“Prepare your work outside; get everything ready for yourself in the field, and after that build your house.” – Proverbs 24:27
You can irritate others either by making New Year’s resolutions, or not making them. For the resolution-making snobs, they don’t really believe the resolution is valid unless they spend as much time telling other people about it as they do working to keep it. These sort of people are easy to spot because their blatant obnoxious self-aggrandizement. On the other hand, many more people prove irritating because of their steadfast, disciplined refusal to make any plans for self-improvement.
In the Reformed Christian community, I have found this latter group more widespread. There’s something about the primacy of God’s sovereignty that makes its adherents believe that anyone who breathes the word “resolution” must think he is earning his way into Heaven. Perhaps they assume that Jonathan Edwards, who wrote more resolutions than Oprah Winfrey has done vision boards, must have been using that word differently.
There is actually a certain smugness that accompanies a refusal to make resolutions. The non-resolver will proudly tout his achievement of another year without any commitments. He will then listen indulgently to the other lesser mortals who spend their days like ants, in ceaseless, harassed toil. He smiles sardonically, as if to say: When you are more sanctified like me, you will learn to only trust in God. You will stop striving, and learn to live by faith.
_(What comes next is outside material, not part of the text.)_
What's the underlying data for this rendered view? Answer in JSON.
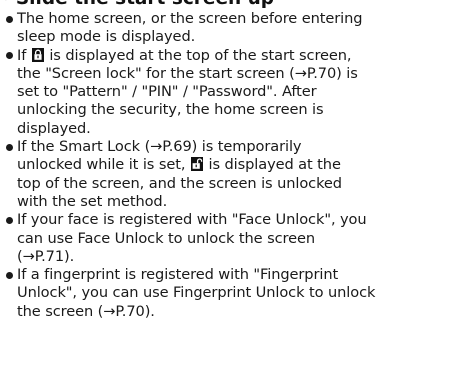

You may eventually become more reformed like me, and realize that you can’t do anything by your own effort, but only with God’s strength.
This proverb, in concert with the rest of the Bible’s teachings, presents a more complex perspective which should spur us on to resolutions, even when we consistently fail to keep them. Psalm 127:1-2 says that “unless the Lord builds the house, the builders labor in vain.” But what it does not say is that “for the Lord to build the house, there should be no building, and certainly no blueprints.” That would be an absurd premise. Equally absurd would be proposing that churches or Christian businesses shouldn’t create budgets or set goals, because that would imply self-reliance instead of God-reliance.
God tells us to “prepare your work outside; get everything ready for yourself in the field, and then build the house.” What else is this except a command to make resolutions? Within a no-resolution mindset, the builder of the house would exercise stronger faith if he were to jump headfirst into his work. He would be counting on God to get it done, not relying on his own forethought.
It is likely that our reluctance to make resolutions is largely due to the personal stakes involved. When you sit on a committee, vision casting and setting organizational goals for the next five years, the whole matter may be viewed as more dry, distant, and impersonal. Of course, you want the organization to reach those goals. But of course, you also realize that those are just goals, and there are a lot of things you can’t control or account for and a lot of other people who have to do the work of actually making those goals happen.
However, when it comes to us, it is actually a lack of appreciation of God’s sovereignty that makes resolution-setting feel like a more daunting task. It feels as if when the goal is improving yourself, then you are relying primarily on…you. In reality, you would be better suited to making resolutions if you imagined yourself presenting a proposal for your tiny team to the boss of a large company. Maybe you have the right plan, maybe you don’t. Maybe you’re completely out of sync with where the company will go during the next year. Most assuredly, there is a lot you are not accounting for.
God, in his inscrutable wisdom, has decided to work in and through human agency. That does not mean that your plans can’t be thwarted and frustrated. It doesn’t mean that your weakness and laziness will not be exposed. It does mean abstaining from resolutions is itself a plan. It’s a plan for status quo, which, given the nature of our world, is an unrealistic one.
To give resolution-avoiders the benefit of the doubt, their approach can come from a healthy desire to avoid presuming on their own strength. But if we understand making resolutions not as making vows (which the Bible has serious warnings about), but as submitting proposals to our boss, then we have ample evidence that God delights in, and even commands such behavior.